A series of posts designed to answer common questions about gypsy jazz guitar. From Studygypsyjazz.com’s head tutor, Harry Edwards.
You may also want to start by reading Harry’s guest post, “An Introduction to Gypsy Jazz Guitar“.
Q1: What are some of the best amplification options for gypsy jazz guitars?
A1: This is a great question, and an important one to address for any gypsy jazz guitarist looking to perform live.
The best sound is of course always an acoustic performance, but there are many gig scenarios (noisy/big rooms) where this simply won’t work.
There are a number of different amplification options you can utilize. Here are the three most common scenarios for live performance, and the best amplification solution I have found available for each situation.
1. Noisy venue/bar – For noisy gigs, I often find that a magnetic pickup, in combination with an acoustic guitar amplifier, works well, and presents minimal if any feedback. There are a number of options available; I use a Peche a la Mouche pickup through an AER compact 60 amp.
2. Concert style/stage performance (without sound technician) – For this type of performance, where you are performing for a listening audience, but are not working with an audio technician, I often opt for a clip on microphone in combination with an acoustic guitar amplifier; I use an Audio Technica Pro 70 in conjunction with an AER compact 60 amp.
3. Concert style/stage performance (with sound technician) – In an instance where you are performing on stage for a listening audience, and you have a sound technician working with you, your best option is to ask for your guitar to be mic’d up.
Have a discussion with the sound technician in advance of the gig so that they can bring a microphone suitable for acoustic guitar to the performance. The technician can then sort out any feedback issues arising from this method of amplification during your sound check.
Q2: What is the meaning of the word ‘Manouche’ when referring to Jazz Manouche?
A2: Gypsy jazz (also known as Jazz Manouche, gypsy swing or hot club jazz) is a style of jazz music generally accepted to have been started by the gypsy guitarist Jean “Django” Reinhardt in and around Paris in the 1930’s.
Because its origins are in France and Django was from the Manouche Roma clan (although his frequent accompanists, and later solo performers/band leaders the Ferret brothers were not Manouches but Gitan Roma) it is often called by the French name, “jazz manouche”, or alternatively, “manouche jazz”, even in English language sources. This term, along with “gypsy jazz,” is now commonly used when referring to this style of music.
Romani people in France, generally known in spoken French as “gitans”, “tsiganes” or “manouches”, are an ethnic group which originated in Northern India.
Romani people are typically classified into three groups:
- “Roms”, referring to Romani who come from territories from eastern Europe.
- “Manouches”, also known as “Sinté”, who often have familial ties in Germany and Italy.
- “Gitans”, who trace their familial ties to Romani people in Spain.
Q3: What are the different rhythm guitar styles found in Jazz Manouche?
A3: Jazz Manouche has embraced and explored a lot of interesting sub-styles and rhythms since its inception in the early 20th Century.
Please find below a list of several common rhythms in this style.

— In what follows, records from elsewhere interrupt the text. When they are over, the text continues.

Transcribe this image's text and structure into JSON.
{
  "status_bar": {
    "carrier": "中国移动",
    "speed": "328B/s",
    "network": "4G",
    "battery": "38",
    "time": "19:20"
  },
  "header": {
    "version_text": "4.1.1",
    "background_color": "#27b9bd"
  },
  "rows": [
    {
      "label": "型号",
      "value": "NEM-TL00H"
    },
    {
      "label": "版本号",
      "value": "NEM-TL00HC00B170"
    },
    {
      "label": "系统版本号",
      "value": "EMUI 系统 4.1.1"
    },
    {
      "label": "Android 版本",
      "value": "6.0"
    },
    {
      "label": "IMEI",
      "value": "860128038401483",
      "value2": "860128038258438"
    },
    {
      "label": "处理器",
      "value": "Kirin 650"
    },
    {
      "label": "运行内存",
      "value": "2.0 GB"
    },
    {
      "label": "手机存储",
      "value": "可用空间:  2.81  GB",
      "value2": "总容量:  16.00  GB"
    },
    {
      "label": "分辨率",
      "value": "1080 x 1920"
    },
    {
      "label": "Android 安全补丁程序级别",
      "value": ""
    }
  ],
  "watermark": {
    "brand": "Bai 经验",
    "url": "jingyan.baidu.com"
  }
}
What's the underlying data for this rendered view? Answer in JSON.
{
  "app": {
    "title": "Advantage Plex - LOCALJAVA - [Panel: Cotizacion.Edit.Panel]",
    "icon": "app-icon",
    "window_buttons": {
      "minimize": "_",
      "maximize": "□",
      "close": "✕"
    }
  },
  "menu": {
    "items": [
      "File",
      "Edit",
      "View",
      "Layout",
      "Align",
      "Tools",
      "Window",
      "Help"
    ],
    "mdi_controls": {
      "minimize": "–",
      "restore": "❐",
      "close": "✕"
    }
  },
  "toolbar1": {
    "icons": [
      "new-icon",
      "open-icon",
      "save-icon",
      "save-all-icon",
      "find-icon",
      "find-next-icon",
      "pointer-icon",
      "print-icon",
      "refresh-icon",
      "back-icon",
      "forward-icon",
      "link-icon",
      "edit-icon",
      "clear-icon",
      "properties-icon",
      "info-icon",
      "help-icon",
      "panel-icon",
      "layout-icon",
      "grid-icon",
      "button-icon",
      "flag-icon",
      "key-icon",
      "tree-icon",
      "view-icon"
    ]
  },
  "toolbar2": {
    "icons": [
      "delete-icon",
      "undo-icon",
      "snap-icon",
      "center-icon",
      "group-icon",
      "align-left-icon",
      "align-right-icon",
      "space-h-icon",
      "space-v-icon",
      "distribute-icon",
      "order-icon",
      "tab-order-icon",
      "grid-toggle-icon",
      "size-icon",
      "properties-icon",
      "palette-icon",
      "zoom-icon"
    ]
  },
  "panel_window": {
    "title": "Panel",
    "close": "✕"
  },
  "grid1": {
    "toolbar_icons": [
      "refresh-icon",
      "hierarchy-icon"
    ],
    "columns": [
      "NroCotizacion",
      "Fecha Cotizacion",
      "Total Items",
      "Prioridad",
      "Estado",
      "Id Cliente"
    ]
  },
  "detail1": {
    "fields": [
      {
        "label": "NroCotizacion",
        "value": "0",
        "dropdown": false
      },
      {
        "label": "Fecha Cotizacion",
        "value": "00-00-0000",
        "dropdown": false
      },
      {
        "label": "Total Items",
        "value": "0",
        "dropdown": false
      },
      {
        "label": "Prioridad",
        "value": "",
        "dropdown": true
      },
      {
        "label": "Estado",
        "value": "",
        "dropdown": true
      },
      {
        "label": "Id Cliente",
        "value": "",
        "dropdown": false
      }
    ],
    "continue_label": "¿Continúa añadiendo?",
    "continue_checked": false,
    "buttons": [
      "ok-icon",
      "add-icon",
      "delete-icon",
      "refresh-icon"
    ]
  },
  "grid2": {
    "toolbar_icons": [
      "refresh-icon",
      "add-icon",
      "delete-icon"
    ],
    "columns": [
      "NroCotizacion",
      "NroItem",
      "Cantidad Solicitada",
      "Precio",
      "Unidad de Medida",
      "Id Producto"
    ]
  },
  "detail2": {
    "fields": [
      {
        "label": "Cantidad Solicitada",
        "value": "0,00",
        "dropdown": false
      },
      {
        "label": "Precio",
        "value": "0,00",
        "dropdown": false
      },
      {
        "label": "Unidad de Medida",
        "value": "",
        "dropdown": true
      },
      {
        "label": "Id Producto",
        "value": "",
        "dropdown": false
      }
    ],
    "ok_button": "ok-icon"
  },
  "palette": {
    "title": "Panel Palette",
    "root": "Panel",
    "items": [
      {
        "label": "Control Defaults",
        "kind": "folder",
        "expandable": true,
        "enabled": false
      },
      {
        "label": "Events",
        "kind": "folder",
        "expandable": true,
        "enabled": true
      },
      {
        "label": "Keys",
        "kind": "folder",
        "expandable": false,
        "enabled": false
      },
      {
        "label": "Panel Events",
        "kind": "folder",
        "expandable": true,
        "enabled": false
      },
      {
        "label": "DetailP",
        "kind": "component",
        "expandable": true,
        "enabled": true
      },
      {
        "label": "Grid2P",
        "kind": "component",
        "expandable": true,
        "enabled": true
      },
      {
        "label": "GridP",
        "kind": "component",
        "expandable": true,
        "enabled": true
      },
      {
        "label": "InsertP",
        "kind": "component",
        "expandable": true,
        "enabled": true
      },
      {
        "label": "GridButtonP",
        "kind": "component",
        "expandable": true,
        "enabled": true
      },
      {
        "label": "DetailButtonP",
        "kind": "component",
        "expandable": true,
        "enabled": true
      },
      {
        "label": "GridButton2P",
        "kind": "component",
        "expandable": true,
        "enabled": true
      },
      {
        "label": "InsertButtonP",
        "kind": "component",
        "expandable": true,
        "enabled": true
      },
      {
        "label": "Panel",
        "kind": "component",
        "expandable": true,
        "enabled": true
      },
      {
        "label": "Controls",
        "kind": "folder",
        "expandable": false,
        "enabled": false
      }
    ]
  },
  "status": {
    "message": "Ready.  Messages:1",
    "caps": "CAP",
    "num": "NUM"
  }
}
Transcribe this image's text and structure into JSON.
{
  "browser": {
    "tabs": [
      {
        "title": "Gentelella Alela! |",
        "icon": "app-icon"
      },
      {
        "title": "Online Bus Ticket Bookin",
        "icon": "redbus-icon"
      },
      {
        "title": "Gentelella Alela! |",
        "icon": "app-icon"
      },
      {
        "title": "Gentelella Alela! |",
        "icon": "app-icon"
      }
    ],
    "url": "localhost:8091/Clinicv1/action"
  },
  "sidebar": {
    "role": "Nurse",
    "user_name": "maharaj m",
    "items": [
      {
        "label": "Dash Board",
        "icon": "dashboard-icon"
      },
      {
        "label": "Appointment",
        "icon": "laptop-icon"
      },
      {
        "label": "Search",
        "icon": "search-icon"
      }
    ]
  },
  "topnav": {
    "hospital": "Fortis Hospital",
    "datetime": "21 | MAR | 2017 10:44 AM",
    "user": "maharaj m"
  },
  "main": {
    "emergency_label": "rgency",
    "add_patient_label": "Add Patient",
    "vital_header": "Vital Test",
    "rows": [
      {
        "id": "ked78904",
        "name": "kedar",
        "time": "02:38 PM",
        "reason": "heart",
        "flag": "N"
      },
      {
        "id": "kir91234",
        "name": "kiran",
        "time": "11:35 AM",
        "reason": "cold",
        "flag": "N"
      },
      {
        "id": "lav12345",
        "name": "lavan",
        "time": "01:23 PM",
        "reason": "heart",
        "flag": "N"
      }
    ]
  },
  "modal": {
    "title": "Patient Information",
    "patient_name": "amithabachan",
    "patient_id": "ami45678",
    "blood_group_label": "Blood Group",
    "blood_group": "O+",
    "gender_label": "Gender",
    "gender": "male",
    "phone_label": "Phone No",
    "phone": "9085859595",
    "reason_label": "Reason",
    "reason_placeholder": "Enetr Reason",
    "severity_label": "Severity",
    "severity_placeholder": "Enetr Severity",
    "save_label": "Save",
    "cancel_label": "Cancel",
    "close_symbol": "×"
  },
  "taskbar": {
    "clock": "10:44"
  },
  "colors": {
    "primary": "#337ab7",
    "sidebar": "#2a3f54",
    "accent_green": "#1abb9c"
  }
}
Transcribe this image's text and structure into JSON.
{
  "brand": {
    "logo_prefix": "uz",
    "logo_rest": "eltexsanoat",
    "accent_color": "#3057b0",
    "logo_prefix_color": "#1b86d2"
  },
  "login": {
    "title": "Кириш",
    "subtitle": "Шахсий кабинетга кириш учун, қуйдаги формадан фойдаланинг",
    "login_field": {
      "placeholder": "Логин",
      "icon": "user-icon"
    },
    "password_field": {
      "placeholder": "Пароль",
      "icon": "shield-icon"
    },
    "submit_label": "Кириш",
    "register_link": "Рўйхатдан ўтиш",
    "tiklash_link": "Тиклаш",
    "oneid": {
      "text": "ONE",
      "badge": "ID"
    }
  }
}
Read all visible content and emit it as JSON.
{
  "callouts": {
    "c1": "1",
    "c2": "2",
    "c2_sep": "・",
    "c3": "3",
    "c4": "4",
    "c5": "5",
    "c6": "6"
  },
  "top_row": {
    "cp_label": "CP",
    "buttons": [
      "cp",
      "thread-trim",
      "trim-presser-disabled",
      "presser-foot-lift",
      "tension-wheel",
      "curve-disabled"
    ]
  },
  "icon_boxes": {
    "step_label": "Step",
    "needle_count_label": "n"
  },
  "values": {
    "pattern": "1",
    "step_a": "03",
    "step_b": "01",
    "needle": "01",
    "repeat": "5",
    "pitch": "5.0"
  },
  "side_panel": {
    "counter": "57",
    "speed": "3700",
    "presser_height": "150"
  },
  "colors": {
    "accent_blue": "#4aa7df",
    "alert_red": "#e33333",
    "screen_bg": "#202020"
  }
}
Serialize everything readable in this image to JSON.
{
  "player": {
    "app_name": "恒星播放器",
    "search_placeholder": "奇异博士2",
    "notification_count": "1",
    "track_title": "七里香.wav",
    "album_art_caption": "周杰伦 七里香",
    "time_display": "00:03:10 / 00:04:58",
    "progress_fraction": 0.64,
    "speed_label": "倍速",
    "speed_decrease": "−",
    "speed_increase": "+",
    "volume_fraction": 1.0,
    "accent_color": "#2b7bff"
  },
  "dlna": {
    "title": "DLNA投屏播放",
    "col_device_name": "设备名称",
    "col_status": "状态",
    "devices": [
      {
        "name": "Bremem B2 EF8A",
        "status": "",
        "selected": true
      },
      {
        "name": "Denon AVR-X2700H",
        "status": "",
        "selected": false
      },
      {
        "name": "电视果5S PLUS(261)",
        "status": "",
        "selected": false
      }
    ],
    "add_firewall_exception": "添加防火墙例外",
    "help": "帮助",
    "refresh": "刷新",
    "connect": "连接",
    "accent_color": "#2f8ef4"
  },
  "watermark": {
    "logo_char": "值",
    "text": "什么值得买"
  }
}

I’ll provide some examples of common tunes so you can follow up and have a listen:
- Swing rhythm – Minor Swing, Sweet Georgia Brown, Daphne
- Ballad rhythm – Danse Norvegienne, Anouman, Clair de Lune
- Waltz rhythm – Montagne Sainte Geneviève, Chez Jacquet, Choti
- Rumba rhythm – Caravan, Made In France
- Bolero Rhythm – Bolero, Troublant Bolero
- Groove Rhythm – Sunny, Isn’t She Lovely
As you can see, this style of music explores a number of different and interesting rhythms! There are others too.
If you’d like to study gypsy jazz swing rhythm guitar, please consider checking out the online course Rhythm Guitar Fundamentals at Studygypsyjazz.com
All the best, I hope you found this month’s Q & A useful!
Harry Edwards (Head tutor @ Studygypsyjazz.com)